Jorgen Rasmussen studied architecture at the Royal Danish Academy of Fine Arts in his native Copenhagen before establishing an architecture office in 1957 with his twin brother and collaborator partner Ib. They designed mostly single-family houses for which they won several architectural competitions. By 1958 Jorgen had begun designing furniture for KEVI A/S.
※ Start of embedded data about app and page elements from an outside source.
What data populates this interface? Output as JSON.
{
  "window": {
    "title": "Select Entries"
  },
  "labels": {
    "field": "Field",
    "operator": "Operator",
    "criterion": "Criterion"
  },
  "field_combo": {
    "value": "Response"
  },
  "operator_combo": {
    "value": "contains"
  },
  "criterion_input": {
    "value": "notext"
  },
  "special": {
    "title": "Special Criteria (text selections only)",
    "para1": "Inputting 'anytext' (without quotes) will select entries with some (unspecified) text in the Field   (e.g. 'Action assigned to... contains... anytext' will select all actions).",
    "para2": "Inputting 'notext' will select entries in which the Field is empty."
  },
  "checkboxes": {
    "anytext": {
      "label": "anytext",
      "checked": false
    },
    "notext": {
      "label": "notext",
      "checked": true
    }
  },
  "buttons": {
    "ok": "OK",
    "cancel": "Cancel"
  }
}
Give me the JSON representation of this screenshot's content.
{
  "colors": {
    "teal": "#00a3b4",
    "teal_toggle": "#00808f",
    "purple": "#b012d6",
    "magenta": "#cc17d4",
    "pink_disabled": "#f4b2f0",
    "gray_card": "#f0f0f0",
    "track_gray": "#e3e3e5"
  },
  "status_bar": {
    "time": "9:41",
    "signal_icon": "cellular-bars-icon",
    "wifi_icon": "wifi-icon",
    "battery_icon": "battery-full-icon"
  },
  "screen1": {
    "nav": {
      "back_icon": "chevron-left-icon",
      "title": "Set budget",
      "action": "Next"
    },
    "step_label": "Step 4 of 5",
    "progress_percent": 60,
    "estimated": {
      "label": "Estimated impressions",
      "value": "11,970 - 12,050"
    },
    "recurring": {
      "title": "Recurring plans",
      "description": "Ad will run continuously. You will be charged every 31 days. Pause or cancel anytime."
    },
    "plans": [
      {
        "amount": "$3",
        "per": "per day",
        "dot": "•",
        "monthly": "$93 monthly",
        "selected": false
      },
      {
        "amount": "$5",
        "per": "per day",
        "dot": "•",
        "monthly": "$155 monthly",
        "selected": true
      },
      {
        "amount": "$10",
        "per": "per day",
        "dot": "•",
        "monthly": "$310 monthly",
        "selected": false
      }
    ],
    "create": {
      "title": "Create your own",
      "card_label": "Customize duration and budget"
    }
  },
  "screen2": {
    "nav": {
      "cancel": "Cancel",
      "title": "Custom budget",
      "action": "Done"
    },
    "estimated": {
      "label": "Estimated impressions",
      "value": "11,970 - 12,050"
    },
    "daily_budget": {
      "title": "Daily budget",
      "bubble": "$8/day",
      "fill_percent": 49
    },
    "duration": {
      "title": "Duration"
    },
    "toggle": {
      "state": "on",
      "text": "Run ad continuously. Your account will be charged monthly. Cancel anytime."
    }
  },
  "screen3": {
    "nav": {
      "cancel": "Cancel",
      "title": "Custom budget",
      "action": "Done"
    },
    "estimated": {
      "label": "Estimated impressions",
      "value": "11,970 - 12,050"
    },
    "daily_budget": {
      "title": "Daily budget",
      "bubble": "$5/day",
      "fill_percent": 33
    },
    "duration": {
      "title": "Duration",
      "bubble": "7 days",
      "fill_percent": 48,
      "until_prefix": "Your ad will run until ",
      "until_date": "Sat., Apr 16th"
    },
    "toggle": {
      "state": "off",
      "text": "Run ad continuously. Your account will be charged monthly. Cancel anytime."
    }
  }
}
In 1970, Knoll acquired the rights to the KEVI chair designed by Rasmussen. Knoll was most interested in the chair’s innovative caster, which was the first to feature two wheels. The wheels were positioned asymmetrically and could rotate independently. The positioning and rolling function of the castors provided both room for and mobility of the axel and stem. The Kevi was used on many subsequent Knoll products and is the basis of the modern caster.